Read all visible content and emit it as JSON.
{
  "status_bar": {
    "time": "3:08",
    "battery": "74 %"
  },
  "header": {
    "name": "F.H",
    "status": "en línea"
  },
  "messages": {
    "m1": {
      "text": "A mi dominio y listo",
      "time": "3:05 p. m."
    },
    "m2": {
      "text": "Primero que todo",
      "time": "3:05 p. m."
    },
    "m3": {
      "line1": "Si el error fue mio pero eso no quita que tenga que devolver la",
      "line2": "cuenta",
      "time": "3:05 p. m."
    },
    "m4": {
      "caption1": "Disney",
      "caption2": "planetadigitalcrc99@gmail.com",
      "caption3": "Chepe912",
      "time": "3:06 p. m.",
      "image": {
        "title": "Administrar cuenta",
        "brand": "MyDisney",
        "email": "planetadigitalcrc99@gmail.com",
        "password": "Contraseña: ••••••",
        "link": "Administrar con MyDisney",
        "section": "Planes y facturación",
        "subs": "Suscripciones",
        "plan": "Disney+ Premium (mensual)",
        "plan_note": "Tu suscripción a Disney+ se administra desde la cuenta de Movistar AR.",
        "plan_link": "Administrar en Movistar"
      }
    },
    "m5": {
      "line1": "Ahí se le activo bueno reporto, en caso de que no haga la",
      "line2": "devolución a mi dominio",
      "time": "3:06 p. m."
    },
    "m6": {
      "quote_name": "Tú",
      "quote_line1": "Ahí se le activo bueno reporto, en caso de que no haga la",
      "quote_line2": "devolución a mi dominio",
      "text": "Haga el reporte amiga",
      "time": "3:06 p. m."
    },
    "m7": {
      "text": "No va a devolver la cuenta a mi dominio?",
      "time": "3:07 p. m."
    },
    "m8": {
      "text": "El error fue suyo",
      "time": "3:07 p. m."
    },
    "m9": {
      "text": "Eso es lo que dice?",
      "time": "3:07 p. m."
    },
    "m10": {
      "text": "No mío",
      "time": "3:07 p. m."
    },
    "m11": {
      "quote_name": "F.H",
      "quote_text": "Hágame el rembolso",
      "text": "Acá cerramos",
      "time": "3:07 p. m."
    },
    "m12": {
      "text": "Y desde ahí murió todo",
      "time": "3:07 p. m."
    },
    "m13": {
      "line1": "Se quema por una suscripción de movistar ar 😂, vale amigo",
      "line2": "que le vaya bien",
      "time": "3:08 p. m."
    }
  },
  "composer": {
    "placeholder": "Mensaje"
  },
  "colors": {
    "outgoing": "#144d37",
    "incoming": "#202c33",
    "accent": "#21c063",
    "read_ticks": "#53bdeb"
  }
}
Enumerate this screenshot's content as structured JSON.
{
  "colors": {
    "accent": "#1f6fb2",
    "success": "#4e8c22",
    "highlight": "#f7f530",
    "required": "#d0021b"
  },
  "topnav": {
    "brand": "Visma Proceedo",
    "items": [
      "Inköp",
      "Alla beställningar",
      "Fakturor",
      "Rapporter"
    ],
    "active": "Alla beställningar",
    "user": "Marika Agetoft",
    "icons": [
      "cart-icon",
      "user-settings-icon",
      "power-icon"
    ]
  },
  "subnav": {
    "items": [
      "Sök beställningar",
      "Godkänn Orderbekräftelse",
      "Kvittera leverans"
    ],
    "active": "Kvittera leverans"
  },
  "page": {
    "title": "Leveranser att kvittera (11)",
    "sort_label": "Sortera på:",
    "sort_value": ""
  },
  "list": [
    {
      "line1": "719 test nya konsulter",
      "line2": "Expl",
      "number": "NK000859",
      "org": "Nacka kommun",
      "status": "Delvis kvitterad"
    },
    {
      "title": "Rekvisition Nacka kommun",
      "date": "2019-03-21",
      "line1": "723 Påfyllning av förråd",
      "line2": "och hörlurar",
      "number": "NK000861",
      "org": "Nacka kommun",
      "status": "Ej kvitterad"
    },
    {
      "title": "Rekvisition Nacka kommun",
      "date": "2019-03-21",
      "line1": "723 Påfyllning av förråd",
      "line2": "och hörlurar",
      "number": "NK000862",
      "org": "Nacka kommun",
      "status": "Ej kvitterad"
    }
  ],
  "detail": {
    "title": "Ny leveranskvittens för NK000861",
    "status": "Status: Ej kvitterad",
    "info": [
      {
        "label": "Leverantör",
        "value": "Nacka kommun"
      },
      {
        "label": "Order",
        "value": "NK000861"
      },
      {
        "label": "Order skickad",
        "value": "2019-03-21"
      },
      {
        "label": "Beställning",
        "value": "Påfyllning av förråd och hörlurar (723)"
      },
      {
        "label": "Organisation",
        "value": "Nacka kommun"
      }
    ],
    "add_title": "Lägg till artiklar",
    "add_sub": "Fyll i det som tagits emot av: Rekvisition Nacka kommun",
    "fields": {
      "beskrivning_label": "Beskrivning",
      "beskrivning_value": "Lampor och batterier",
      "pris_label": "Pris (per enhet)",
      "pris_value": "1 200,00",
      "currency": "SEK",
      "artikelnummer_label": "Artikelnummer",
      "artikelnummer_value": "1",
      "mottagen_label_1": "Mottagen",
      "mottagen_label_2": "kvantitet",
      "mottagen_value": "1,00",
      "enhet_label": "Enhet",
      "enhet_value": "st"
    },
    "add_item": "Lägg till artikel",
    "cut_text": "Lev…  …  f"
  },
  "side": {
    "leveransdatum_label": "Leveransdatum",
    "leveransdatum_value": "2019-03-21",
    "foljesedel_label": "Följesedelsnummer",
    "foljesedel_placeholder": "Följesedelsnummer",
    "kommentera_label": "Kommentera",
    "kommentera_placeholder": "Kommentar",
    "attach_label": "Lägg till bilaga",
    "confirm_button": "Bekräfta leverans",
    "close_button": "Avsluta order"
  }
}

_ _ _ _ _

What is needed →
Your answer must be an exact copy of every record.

Exercise output →
Read all visible content and emit it as JSON.
{
  "status_bar": {
    "time": "3:08",
    "battery": "74 %"
  },
  "header": {
    "name": "F.H",
    "status": "en línea"
  },
  "messages": {
    "m1": {
      "text": "A mi dominio y listo",
      "time": "3:05 p. m."
    },
    "m2": {
      "text": "Primero que todo",
      "time": "3:05 p. m."
    },
    "m3": {
      "line1": "Si el error fue mio pero eso no quita que tenga que devolver la",
      "line2": "cuenta",
      "time": "3:05 p. m."
    },
    "m4": {
      "caption1": "Disney",
      "caption2": "planetadigitalcrc99@gmail.com",
      "caption3": "Chepe912",
      "time": "3:06 p. m.",
      "image": {
        "title": "Administrar cuenta",
        "brand": "MyDisney",
        "email": "planetadigitalcrc99@gmail.com",
        "password": "Contraseña: ••••••",
        "link": "Administrar con MyDisney",
        "section": "Planes y facturación",
        "subs": "Suscripciones",
        "plan": "Disney+ Premium (mensual)",
        "plan_note": "Tu suscripción a Disney+ se administra desde la cuenta de Movistar AR.",
        "plan_link": "Administrar en Movistar"
      }
    },
    "m5": {
      "line1": "Ahí se le activo bueno reporto, en caso de que no haga la",
      "line2": "devolución a mi dominio",
      "time": "3:06 p. m."
    },
    "m6": {
      "quote_name": "Tú",
      "quote_line1": "Ahí se le activo bueno reporto, en caso de que no haga la",
      "quote_line2": "devolución a mi dominio",
      "text": "Haga el reporte amiga",
      "time": "3:06 p. m."
    },
    "m7": {
      "text": "No va a devolver la cuenta a mi dominio?",
      "time": "3:07 p. m."
    },
    "m8": {
      "text": "El error fue suyo",
      "time": "3:07 p. m."
    },
    "m9": {
      "text": "Eso es lo que dice?",
      "time": "3:07 p. m."
    },
    "m10": {
      "text": "No mío",
      "time": "3:07 p. m."
    },
    "m11": {
      "quote_name": "F.H",
      "quote_text": "Hágame el rembolso",
      "text": "Acá cerramos",
      "time": "3:07 p. m."
    },
    "m12": {
      "text": "Y desde ahí murió todo",
      "time": "3:07 p. m."
    },
    "m13": {
      "line1": "Se quema por una suscripción de movistar ar 😂, vale amigo",
      "line2": "que le vaya bien",
      "time": "3:08 p. m."
    }
  },
  "composer": {
    "placeholder": "Mensaje"
  },
  "colors": {
    "outgoing": "#144d37",
    "incoming": "#202c33",
    "accent": "#21c063",
    "read_ticks": "#53bdeb"
  }
}
Enumerate this screenshot's content as structured JSON.
{
  "colors": {
    "accent": "#1f6fb2",
    "success": "#4e8c22",
    "highlight": "#f7f530",
    "required": "#d0021b"
  },
  "topnav": {
    "brand": "Visma Proceedo",
    "items": [
      "Inköp",
      "Alla beställningar",
      "Fakturor",
      "Rapporter"
    ],
    "active": "Alla beställningar",
    "user": "Marika Agetoft",
    "icons": [
      "cart-icon",
      "user-settings-icon",
      "power-icon"
    ]
  },
  "subnav": {
    "items": [
      "Sök beställningar",
      "Godkänn Orderbekräftelse",
      "Kvittera leverans"
    ],
    "active": "Kvittera leverans"
  },
  "page": {
    "title": "Leveranser att kvittera (11)",
    "sort_label": "Sortera på:",
    "sort_value": ""
  },
  "list": [
    {
      "line1": "719 test nya konsulter",
      "line2": "Expl",
      "number": "NK000859",
      "org": "Nacka kommun",
      "status": "Delvis kvitterad"
    },
    {
      "title": "Rekvisition Nacka kommun",
      "date": "2019-03-21",
      "line1": "723 Påfyllning av förråd",
      "line2": "och hörlurar",
      "number": "NK000861",
      "org": "Nacka kommun",
      "status": "Ej kvitterad"
    },
    {
      "title": "Rekvisition Nacka kommun",
      "date": "2019-03-21",
      "line1": "723 Påfyllning av förråd",
      "line2": "och hörlurar",
      "number": "NK000862",
      "org": "Nacka kommun",
      "status": "Ej kvitterad"
    }
  ],
  "detail": {
    "title": "Ny leveranskvittens för NK000861",
    "status": "Status: Ej kvitterad",
    "info": [
      {
        "label": "Leverantör",
        "value": "Nacka kommun"
      },
      {
        "label": "Order",
        "value": "NK000861"
      },
      {
        "label": "Order skickad",
        "value": "2019-03-21"
      },
      {
        "label": "Beställning",
        "value": "Påfyllning av förråd och hörlurar (723)"
      },
      {
        "label": "Organisation",
        "value": "Nacka kommun"
      }
    ],
    "add_title": "Lägg till artiklar",
    "add_sub": "Fyll i det som tagits emot av: Rekvisition Nacka kommun",
    "fields": {
      "beskrivning_label": "Beskrivning",
      "beskrivning_value": "Lampor och batterier",
      "pris_label": "Pris (per enhet)",
      "pris_value": "1 200,00",
      "currency": "SEK",
      "artikelnummer_label": "Artikelnummer",
      "artikelnummer_value": "1",
      "mottagen_label_1": "Mottagen",
      "mottagen_label_2": "kvantitet",
      "mottagen_value": "1,00",
      "enhet_label": "Enhet",
      "enhet_value": "st"
    },
    "add_item": "Lägg till artikel",
    "cut_text": "Lev…  …  f"
  },
  "side": {
    "leveransdatum_label": "Leveransdatum",
    "leveransdatum_value": "2019-03-21",
    "foljesedel_label": "Följesedelsnummer",
    "foljesedel_placeholder": "Följesedelsnummer",
    "kommentera_label": "Kommentera",
    "kommentera_placeholder": "Kommentar",
    "attach_label": "Lägg till bilaga",
    "confirm_button": "Bekräfta leverans",
    "close_button": "Avsluta order"
  }
}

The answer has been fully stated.